Based on their interests, selected students are matched with faculty and spend 10 weeks conducting graduate-level research at the Hugh R. Sharp Campus in Lewes. Interns work on topics in chemical, physical and biological oceanography; marine biology; marine geology; and marine biochemistry. This summer, their projects focus on a wide range of issues including horseshoe crab habitats, sea spray and marine vision.
The interns conduct fieldwork, work in labs, participate in workshops and take part in activities such as a marsh walk and daylong boat trip.
Recently they toured Cape Henlopen State Park with Evelyn Maurmeyer, adjunct professor environmental consultant, and for a discussion of the beach, sand dune and maritime forest environments found there. Starting at the observation tower, the interns learned about beach erosion, currents, sediment transport and geologic features.
Other interns on campus for the summer join activities such as these, including students from Lincoln University, Delaware Technical Community College and UD.
“They come from all different programs, but they all participate in the activities and workshops,” said UD scientist Ana Dittel, who oversees the interns.
Over the past quarter century, Dittel said, the program gradually started to integrate more field trips and workshops. The interns also no longer stay in former military barracks in the state park, which lack air conditioning and internet: They now reside in UD’s Franklin C. Daiber Residence Complex.
Lincoln University biology major Brandon Williams said he is weighing career options during his internship studying temperature adaptations of the Capitella worm with Adam Marsh, associate professor in the School of Marine Science and Policy.
“I figured it was a new experience, and I wanted to see the different aspects of marine biology,” Williams said.

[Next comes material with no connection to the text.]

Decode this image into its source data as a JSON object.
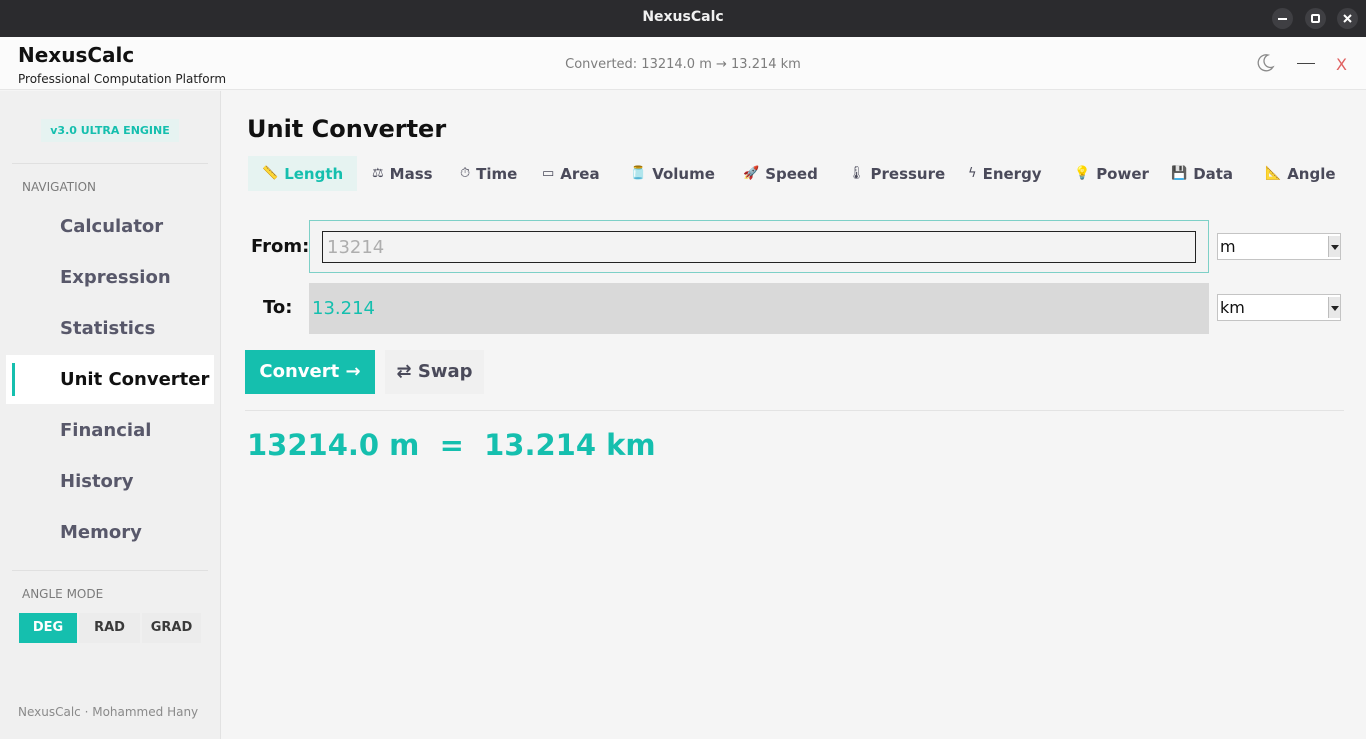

The internship program ends Aug. 10, when the students present their research findings to their peers.
The following students are participating in the program and are pictured in the group photo above:
Front (left to right): Brandon Williams (Lincoln University), Michelle Penkrot (University of Miami), Cara Simpson (St. Mary’s College of Maryland), Will Gayne-Maynard (Carleton College), Shannon Owings (UD), Eric Yoder (Delaware Technical Community College), Kaila Capello (Villanova University).
Middle: Hannah Blair (Arkansas State University), Dana Rollison (University of Michigan), Sarah Bennett (Georgia State University), Mark Lehtonen (St. Mary’s College of Maryland), Megan Nogan (UD), Danielle Lifavi (UD).
Back: Evelyn Maurmeyer (UD faculty), Tyler Davidson (Delaware Technical Community College), Terrell Carter (Lincoln University), Paul Spencer (Delaware Technical Community College), John Richardson (Syracuse University), Ana Dittel (UD faculty), Jonathan Dinman (UD), Isata Panda (Lincoln University), Olivia Graham (Claremont McKenna College), Scott Miller (Clemson University), Jacob Steinberg (University of Maryland).
Article and photos by Teresa Messmore